"""

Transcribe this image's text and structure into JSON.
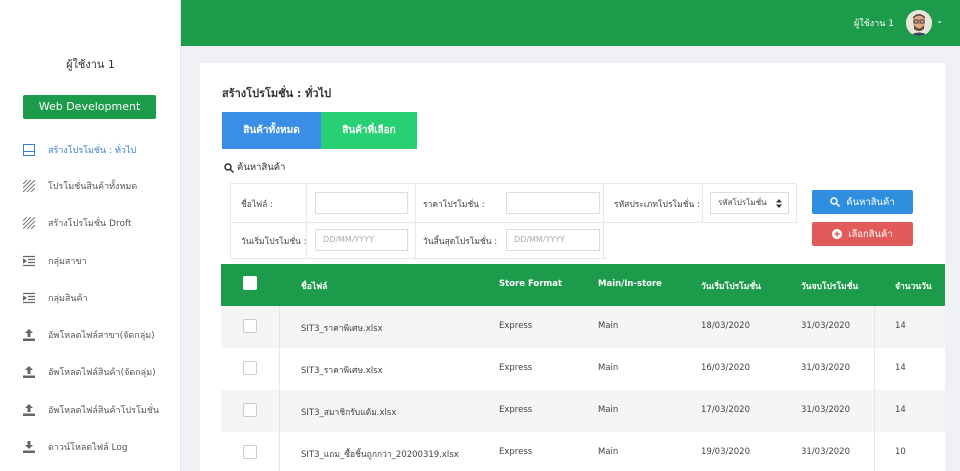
{
  "sidebar": {
    "user_name": "ผู้ใช้งาน 1",
    "workspace_button": "Web Development",
    "items": [
      {
        "label": "สร้างโปรโมชั่น : ทั่วไป",
        "icon": "layout-icon",
        "active": true
      },
      {
        "label": "โปรโมชั่นสินค้าทั้งหมด",
        "icon": "hatch-icon",
        "active": false
      },
      {
        "label": "สร้างโปรโมชั่น Droft",
        "icon": "hatch-icon",
        "active": false
      },
      {
        "label": "กลุ่มสาขา",
        "icon": "list-indent-icon",
        "active": false
      },
      {
        "label": "กลุ่มสินค้า",
        "icon": "list-indent-icon",
        "active": false
      },
      {
        "label": "อัพโหลดไฟล์สาขา(จัดกลุ่ม)",
        "icon": "upload-icon",
        "active": false
      },
      {
        "label": "อัพโหลดไฟล์สินค้า(จัดกลุ่ม)",
        "icon": "upload-icon",
        "active": false
      },
      {
        "label": "อัพโหลดไฟล์สินค้าโปรโมชั่น",
        "icon": "upload-icon",
        "active": false
      },
      {
        "label": "ดาวน์โหลดไฟล์ Log",
        "icon": "download-icon",
        "active": false
      }
    ]
  },
  "topbar": {
    "user_name": "ผู้ใช้งาน 1",
    "caret": "⌄"
  },
  "page": {
    "title": "สร้างโปรโมชั่น : ทั่วไป",
    "tabs": [
      "สินค้าทั้งหมด",
      "สินค้าที่เลือก"
    ],
    "search_heading": "ค้นหาสินค้า"
  },
  "form": {
    "file_name_label": "ชื่อไฟล์ :",
    "file_name_value": "",
    "promo_price_label": "ราคาโปรโมชั่น :",
    "promo_price_value": "",
    "promo_type_label": "รหัสประเภทโปรโมชั่น :",
    "promo_type_selected": "รหัสโปรโมชั่น",
    "start_date_label": "วันเริ่มโปรโมชั่น :",
    "start_date_placeholder": "DD/MM/YYYY",
    "end_date_label": "วันสิ้นสุดโปรโมชั่น :",
    "end_date_placeholder": "DD/MM/YYYY"
  },
  "actions": {
    "search_button": "ค้นหาสินค้า",
    "select_button": "เลือกสินค้า"
  },
  "table": {
    "columns": [
      "ชื่อไฟล์",
      "Store Format",
      "Main/In-store",
      "วันเริ่มโปรโมชั่น",
      "วันจบโปรโมชั่น",
      "จำนวนวัน"
    ],
    "rows": [
      {
        "file": "SIT3_ราคาพิเศษ.xlsx",
        "format": "Express",
        "main": "Main",
        "start": "18/03/2020",
        "end": "31/03/2020",
        "days": "14"
      },
      {
        "file": "SIT3_ราคาพิเศษ.xlsx",
        "format": "Express",
        "main": "Main",
        "start": "16/03/2020",
        "end": "31/03/2020",
        "days": "14"
      },
      {
        "file": "SIT3_สมาชิกรับแต้ม.xlsx",
        "format": "Express",
        "main": "Main",
        "start": "17/03/2020",
        "end": "31/03/2020",
        "days": "14"
      },
      {
        "file": "SIT3_แถม_ซื้อชิ้นถูกกว่า_20200319.xlsx",
        "format": "Express",
        "main": "Main",
        "start": "19/03/2020",
        "end": "31/03/2020",
        "days": "10"
      }
    ]
  },
  "colors": {
    "green": "#1c9b4b",
    "blue": "#3a8ee6",
    "light_green": "#27d072",
    "red": "#e25b5b"
  }
}
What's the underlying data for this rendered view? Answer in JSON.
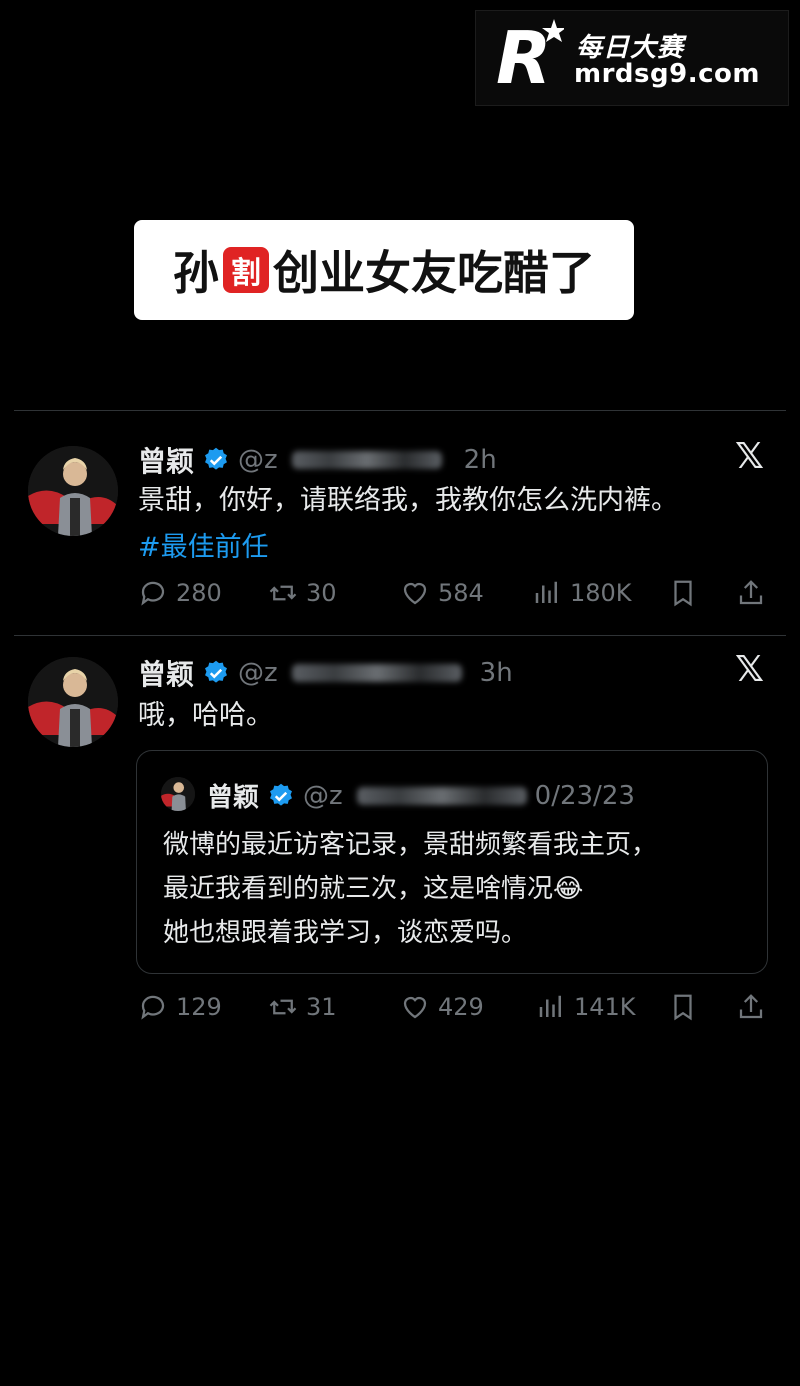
{
  "watermark": {
    "brand_top": "每日大赛",
    "brand_url": "mrdsg9.com"
  },
  "banner": {
    "left": "孙",
    "middle": "割",
    "right": "创业女友吃醋了"
  },
  "tweets": [
    {
      "name": "曾颖",
      "handle": "@z",
      "time": "2h",
      "text": "景甜，你好，请联络我，我教你怎么洗内裤。",
      "hashtag": "#最佳前任",
      "stats": {
        "replies": "280",
        "retweets": "30",
        "likes": "584",
        "views": "180K"
      }
    },
    {
      "name": "曾颖",
      "handle": "@z",
      "time": "3h",
      "text": "哦，哈哈。",
      "quote": {
        "name": "曾颖",
        "handle": "@z",
        "date": "0/23/23",
        "lines": [
          "微博的最近访客记录，景甜频繁看我主页，",
          "最近我看到的就三次，这是啥情况😂",
          "她也想跟着我学习，谈恋爱吗。"
        ]
      },
      "stats": {
        "replies": "129",
        "retweets": "31",
        "likes": "429",
        "views": "141K"
      }
    }
  ],
  "colors": {
    "background": "#000000",
    "link": "#1d9bf0",
    "muted": "#71767b",
    "banner_accent": "#e02323"
  },
  "icons": [
    "reply-icon",
    "retweet-icon",
    "like-icon",
    "views-icon",
    "bookmark-icon",
    "share-icon",
    "verified-icon",
    "x-logo-icon"
  ]
}
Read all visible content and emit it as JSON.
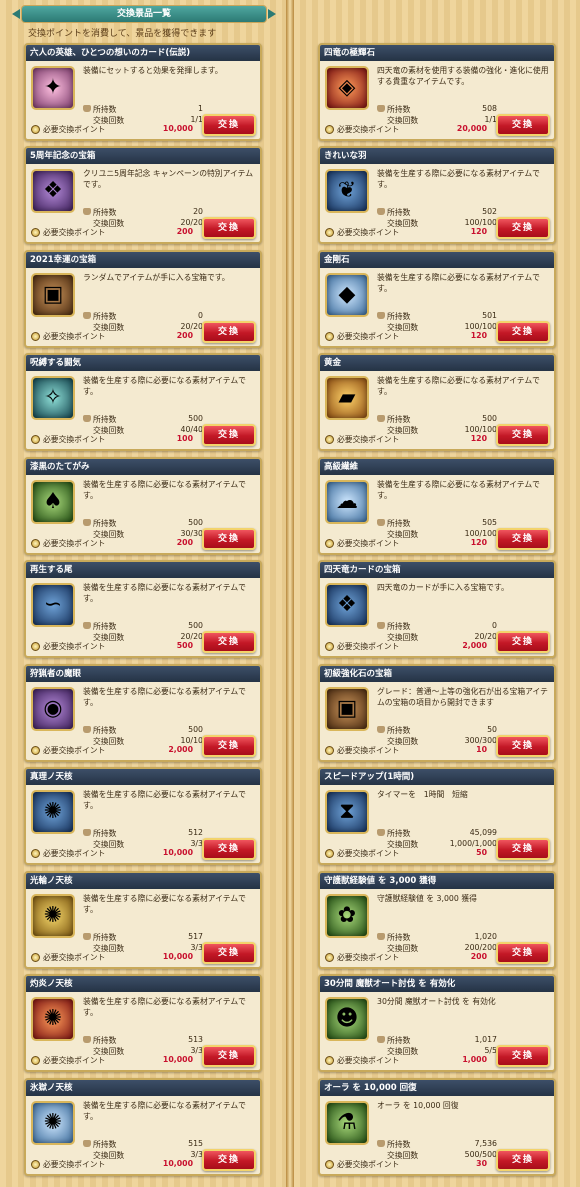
{
  "header": {
    "title": "交換景品一覧",
    "subtitle": "交換ポイントを消費して、景品を獲得できます"
  },
  "labels": {
    "owned": "所持数",
    "count": "交換回数",
    "points": "必要交換ポイント",
    "button": "交換"
  },
  "left": [
    {
      "name": "六人の英雄、ひとつの想いのカード(伝説)",
      "desc": "装備にセットすると効果を発揮します。",
      "owned": "1",
      "count": "1/1",
      "points": "10,000",
      "icon": "hero-card-icon",
      "glyph": "✦",
      "cls": "i-pink"
    },
    {
      "name": "5周年記念の宝箱",
      "desc": "クリユニ5周年記念\nキャンペーンの特別アイテムです。",
      "owned": "20",
      "count": "20/20",
      "points": "200",
      "icon": "treasure-chest-icon",
      "glyph": "❖",
      "cls": "i-purple"
    },
    {
      "name": "2021幸運の宝箱",
      "desc": "ランダムでアイテムが手に入る宝箱です。",
      "owned": "0",
      "count": "20/20",
      "points": "200",
      "icon": "treasure-chest-icon",
      "glyph": "▣",
      "cls": "i-brown"
    },
    {
      "name": "呪縛する闘気",
      "desc": "装備を生産する際に必要になる素材アイテムです。",
      "owned": "500",
      "count": "40/40",
      "points": "100",
      "icon": "aura-crystal-icon",
      "glyph": "✧",
      "cls": "i-teal"
    },
    {
      "name": "漆黒のたてがみ",
      "desc": "装備を生産する際に必要になる素材アイテムです。",
      "owned": "500",
      "count": "30/30",
      "points": "200",
      "icon": "black-mane-icon",
      "glyph": "♠",
      "cls": "i-green"
    },
    {
      "name": "再生する尾",
      "desc": "装備を生産する際に必要になる素材アイテムです。",
      "owned": "500",
      "count": "20/20",
      "points": "500",
      "icon": "tail-icon",
      "glyph": "∽",
      "cls": "i-blue"
    },
    {
      "name": "狩猟者の魔眼",
      "desc": "装備を生産する際に必要になる素材アイテムです。",
      "owned": "500",
      "count": "10/10",
      "points": "2,000",
      "icon": "magic-eye-icon",
      "glyph": "◉",
      "cls": "i-purple"
    },
    {
      "name": "真理ノ天核",
      "desc": "装備を生産する際に必要になる素材アイテムです。",
      "owned": "512",
      "count": "3/3",
      "points": "10,000",
      "icon": "truth-core-icon",
      "glyph": "✺",
      "cls": "i-blue"
    },
    {
      "name": "光輪ノ天核",
      "desc": "装備を生産する際に必要になる素材アイテムです。",
      "owned": "517",
      "count": "3/3",
      "points": "10,000",
      "icon": "halo-core-icon",
      "glyph": "✺",
      "cls": "i-yellow"
    },
    {
      "name": "灼炎ノ天核",
      "desc": "装備を生産する際に必要になる素材アイテムです。",
      "owned": "513",
      "count": "3/3",
      "points": "10,000",
      "icon": "flame-core-icon",
      "glyph": "✺",
      "cls": "i-red"
    },
    {
      "name": "氷獄ノ天核",
      "desc": "装備を生産する際に必要になる素材アイテムです。",
      "owned": "515",
      "count": "3/3",
      "points": "10,000",
      "icon": "ice-core-icon",
      "glyph": "✺",
      "cls": "i-sky"
    }
  ],
  "right": [
    {
      "name": "四竜の極輝石",
      "desc": "四天竜の素材を使用する装備の強化・進化に使用する貴重なアイテムです。",
      "owned": "508",
      "count": "1/1",
      "points": "20,000",
      "icon": "dragon-stone-icon",
      "glyph": "◈",
      "cls": "i-red"
    },
    {
      "name": "きれいな羽",
      "desc": "装備を生産する際に必要になる素材アイテムです。",
      "owned": "502",
      "count": "100/100",
      "points": "120",
      "icon": "feather-icon",
      "glyph": "❦",
      "cls": "i-blue"
    },
    {
      "name": "金剛石",
      "desc": "装備を生産する際に必要になる素材アイテムです。",
      "owned": "501",
      "count": "100/100",
      "points": "120",
      "icon": "diamond-icon",
      "glyph": "◆",
      "cls": "i-sky"
    },
    {
      "name": "黄金",
      "desc": "装備を生産する際に必要になる素材アイテムです。",
      "owned": "500",
      "count": "100/100",
      "points": "120",
      "icon": "gold-ingot-icon",
      "glyph": "▰",
      "cls": "i-gold"
    },
    {
      "name": "高級繊維",
      "desc": "装備を生産する際に必要になる素材アイテムです。",
      "owned": "505",
      "count": "100/100",
      "points": "120",
      "icon": "fiber-icon",
      "glyph": "☁",
      "cls": "i-sky"
    },
    {
      "name": "四天竜カードの宝箱",
      "desc": "四天竜のカードが手に入る宝箱です。",
      "owned": "0",
      "count": "20/20",
      "points": "2,000",
      "icon": "dragon-chest-icon",
      "glyph": "❖",
      "cls": "i-blue"
    },
    {
      "name": "初級強化石の宝箱",
      "desc": "グレード：普通～上等の強化石が出る宝箱アイテムの宝箱の項目から開封できます",
      "owned": "50",
      "count": "300/300",
      "points": "10",
      "icon": "enhance-chest-icon",
      "glyph": "▣",
      "cls": "i-brown"
    },
    {
      "name": "スピードアップ(1時間)",
      "desc": "タイマーを　1時間　短縮",
      "owned": "45,099",
      "count": "1,000/1,000",
      "points": "50",
      "icon": "hourglass-icon",
      "glyph": "⧗",
      "cls": "i-blue"
    },
    {
      "name": "守護獣経験値 を 3,000 獲得",
      "desc": "守護獣経験値 を 3,000 獲得",
      "owned": "1,020",
      "count": "200/200",
      "points": "200",
      "icon": "guardian-exp-icon",
      "glyph": "✿",
      "cls": "i-green"
    },
    {
      "name": "30分間 魔獣オート討伐 を 有効化",
      "desc": "30分間 魔獣オート討伐 を 有効化",
      "owned": "1,017",
      "count": "5/5",
      "points": "1,000",
      "icon": "auto-hunt-icon",
      "glyph": "☻",
      "cls": "i-green"
    },
    {
      "name": "オーラ を 10,000 回復",
      "desc": "オーラ を 10,000 回復",
      "owned": "7,536",
      "count": "500/500",
      "points": "30",
      "icon": "aura-potion-icon",
      "glyph": "⚗",
      "cls": "i-green"
    }
  ]
}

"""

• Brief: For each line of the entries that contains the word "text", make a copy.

• Exercise solution:
Transcribe this image's text and structure into JSON.
      "text": "景甜，你好，请联络我，我教你怎么洗内裤。",
      "text": "哦，哈哈。",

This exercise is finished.